An updated text co-authored by York University Professor Dennis Raphael explores the public policies that distribute the resources necessary for promoting the health of Canadians.
Social Determinants of Health: The Canadian Facts, 2nd Edition highlights how health is shaped by factors ranging from income, wealth distribution, employment and working conditions to access to education, social services, food and housing, among others. It also documents the ways Canadian governments have failed to systematically address these issues.
The first edition of this document, prepared for the general public in 2010, shifted the Canadian conversation on the factors that shape health, having been downloaded more than 1,200,000 times since its publication.

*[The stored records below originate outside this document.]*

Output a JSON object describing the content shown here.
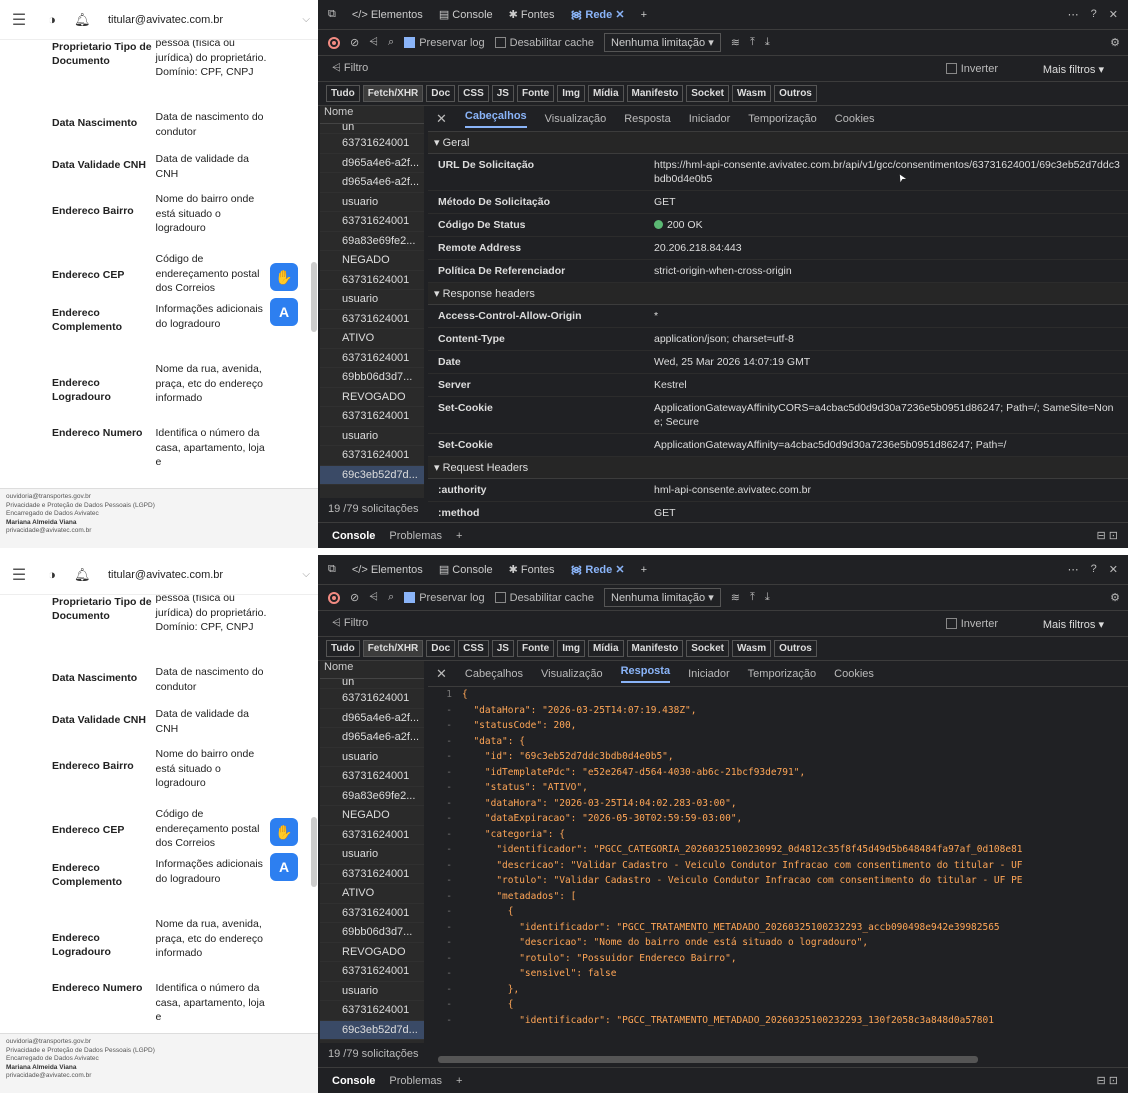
{
  "app": {
    "user_email": "titular@avivatec.com.br",
    "fab_label": "A"
  },
  "rows": [
    {
      "name": "Proprietario Tipo de Documento",
      "desc": "pessoa (física ou jurídica) do proprietário. Domínio: CPF, CNPJ"
    },
    {
      "name": "Data Nascimento",
      "desc": "Data de nascimento do condutor"
    },
    {
      "name": "Data Validade CNH",
      "desc": "Data de validade da CNH"
    },
    {
      "name": "Endereco Bairro",
      "desc": "Nome do bairro onde está situado o logradouro"
    },
    {
      "name": "Endereco CEP",
      "desc": "Código de endereçamento postal dos Correios"
    },
    {
      "name": "Endereco Complemento",
      "desc": "Informações adicionais do logradouro"
    },
    {
      "name": "Endereco Logradouro",
      "desc": "Nome da rua, avenida, praça, etc do endereço informado"
    },
    {
      "name": "Endereco Numero",
      "desc": "Identifica o número da casa, apartamento, loja e"
    }
  ],
  "footer": {
    "line1": "ouvidoria@transportes.gov.br",
    "line2": "Privacidade e Proteção de Dados Pessoais (LGPD)",
    "line3": "Encarregado de Dados Avivatec",
    "line4": "Mariana Almeida Viana",
    "line5": "privacidade@avivatec.com.br"
  },
  "devtools": {
    "tabs": [
      "Elementos",
      "Console",
      "Fontes",
      "Rede"
    ],
    "active_tab": "Rede",
    "preserve_log": "Preservar log",
    "disable_cache": "Desabilitar cache",
    "throttle": "Nenhuma limitação",
    "filter_placeholder": "Filtro",
    "invert": "Inverter",
    "more_filters": "Mais filtros",
    "chips": [
      "Tudo",
      "Fetch/XHR",
      "Doc",
      "CSS",
      "JS",
      "Fonte",
      "Img",
      "Mídia",
      "Manifesto",
      "Socket",
      "Wasm",
      "Outros"
    ],
    "chip_active": "Fetch/XHR",
    "name_header": "Nome",
    "names": [
      "un",
      "63731624001",
      "d965a4e6-a2f...",
      "d965a4e6-a2f...",
      "usuario",
      "63731624001",
      "69a83e69fe2...",
      "NEGADO",
      "63731624001",
      "usuario",
      "63731624001",
      "ATIVO",
      "63731624001",
      "69bb06d3d7...",
      "REVOGADO",
      "63731624001",
      "usuario",
      "63731624001",
      "69c3eb52d7d..."
    ],
    "count": "19 /79 solicitações",
    "panel_tabs": [
      "Cabeçalhos",
      "Visualização",
      "Resposta",
      "Iniciador",
      "Temporização",
      "Cookies"
    ],
    "drawer": [
      "Console",
      "Problemas"
    ],
    "json_toggle": "{ }"
  },
  "headers": {
    "general_title": "Geral",
    "general": [
      {
        "k": "URL De Solicitação",
        "v": "https://hml-api-consente.avivatec.com.br/api/v1/gcc/consentimentos/63731624001/69c3eb52d7ddc3bdb0d4e0b5"
      },
      {
        "k": "Método De Solicitação",
        "v": "GET"
      },
      {
        "k": "Código De Status",
        "v": "200 OK"
      },
      {
        "k": "Remote Address",
        "v": "20.206.218.84:443"
      },
      {
        "k": "Política De Referenciador",
        "v": "strict-origin-when-cross-origin"
      }
    ],
    "response_title": "Response headers",
    "response": [
      {
        "k": "Access-Control-Allow-Origin",
        "v": "*"
      },
      {
        "k": "Content-Type",
        "v": "application/json; charset=utf-8"
      },
      {
        "k": "Date",
        "v": "Wed, 25 Mar 2026 14:07:19 GMT"
      },
      {
        "k": "Server",
        "v": "Kestrel"
      },
      {
        "k": "Set-Cookie",
        "v": "ApplicationGatewayAffinityCORS=a4cbac5d0d9d30a7236e5b0951d86247; Path=/; SameSite=None; Secure"
      },
      {
        "k": "Set-Cookie",
        "v": "ApplicationGatewayAffinity=a4cbac5d0d9d30a7236e5b0951d86247; Path=/"
      }
    ],
    "request_title": "Request Headers",
    "request": [
      {
        "k": ":authority",
        "v": "hml-api-consente.avivatec.com.br"
      },
      {
        "k": ":method",
        "v": "GET"
      }
    ]
  },
  "response_lines": [
    "{",
    "  \"dataHora\": \"2026-03-25T14:07:19.438Z\",",
    "  \"statusCode\": 200,",
    "  \"data\": {",
    "    \"id\": \"69c3eb52d7ddc3bdb0d4e0b5\",",
    "    \"idTemplatePdc\": \"e52e2647-d564-4030-ab6c-21bcf93de791\",",
    "    \"status\": \"ATIVO\",",
    "    \"dataHora\": \"2026-03-25T14:04:02.283-03:00\",",
    "    \"dataExpiracao\": \"2026-05-30T02:59:59-03:00\",",
    "    \"categoria\": {",
    "      \"identificador\": \"PGCC_CATEGORIA_20260325100230992_0d4812c35f8f45d49d5b648484fa97af_0d108e81",
    "      \"descricao\": \"Validar Cadastro - Veiculo Condutor Infracao com consentimento do titular - UF",
    "      \"rotulo\": \"Validar Cadastro - Veiculo Condutor Infracao com consentimento do titular - UF PE",
    "      \"metadados\": [",
    "        {",
    "          \"identificador\": \"PGCC_TRATAMENTO_METADADO_20260325100232293_accb090498e942e39982565",
    "          \"descricao\": \"Nome do bairro onde está situado o logradouro\",",
    "          \"rotulo\": \"Possuidor Endereco Bairro\",",
    "          \"sensivel\": false",
    "        },",
    "        {",
    "          \"identificador\": \"PGCC_TRATAMENTO_METADADO_20260325100232293_130f2058c3a848d0a57801"
  ],
  "cursor_icon": "mouse-pointer-icon"
}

For the second edition, Raphael, a professor in the School of Health Policy and Management, collaborated with Professor Toba Bryant of Ontario Tech University, Juha Mikkonen, a PhD recipient from York University’s Graduate Program in Health Policy and Equity and executive director of the Finnish Association for Substance Abuse Prevention and photographer Alexander Raphael.
Contributors to the text include Julia Fursova, a postdoctoral Fellow in environmental studies at York, Morris Komakech, a PhD student in York’s Health Policy and Equity program, and Ambreen Sayani, a recent PhD graduate in the Health Policy and Equity program at York who is now a research Fellow at Women’s College Hospital.

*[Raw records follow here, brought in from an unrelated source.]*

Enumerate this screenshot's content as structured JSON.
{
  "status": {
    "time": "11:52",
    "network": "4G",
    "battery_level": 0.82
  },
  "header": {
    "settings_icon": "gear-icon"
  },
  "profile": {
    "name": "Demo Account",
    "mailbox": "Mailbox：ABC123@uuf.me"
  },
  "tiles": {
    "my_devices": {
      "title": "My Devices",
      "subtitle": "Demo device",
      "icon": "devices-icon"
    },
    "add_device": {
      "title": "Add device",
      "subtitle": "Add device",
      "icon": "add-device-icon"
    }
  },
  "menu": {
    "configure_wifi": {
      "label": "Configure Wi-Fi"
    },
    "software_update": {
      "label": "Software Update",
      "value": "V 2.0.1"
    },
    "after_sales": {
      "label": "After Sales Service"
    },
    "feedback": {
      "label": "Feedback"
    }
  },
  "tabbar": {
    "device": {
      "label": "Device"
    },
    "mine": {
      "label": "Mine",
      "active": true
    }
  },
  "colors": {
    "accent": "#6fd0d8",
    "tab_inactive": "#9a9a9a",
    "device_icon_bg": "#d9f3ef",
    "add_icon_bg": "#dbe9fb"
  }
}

This new edition confronts the assumption that individuals have control over the social determinants of health, defined as the primary factors determined by living and working conditions that shape the health of Canadians, and outlines how these conditions are often imposed on communities through policies and the institutions they interact with.
“Improving the health of Canadians is possible but requires Canadians think about health and its determinants in a more sophisticated manner than has been the case to date,” Raphael said. “The purpose of this second edition is to stimulate research, advocacy and public debate about the social determinants of health and means of improving their quality and making their distribution more equitable.”
For each of the 17 social determinants – including early child development, social exclusion, disability, gender and race – the authors discuss why they are important to health, how Canada compares to other wealthy developed nations and how the quality of the specific social determinant can be improved.
“Like highly skilled trial lawyers, the authors have assembled this evidence, concisely, clearly and compellingly, into a single document,” said Rob Rainer, former executive director of Canada Without Poverty. “As a result, the prospect of realizing the rights that constitute an international standard for a decent human life is that much brighter.”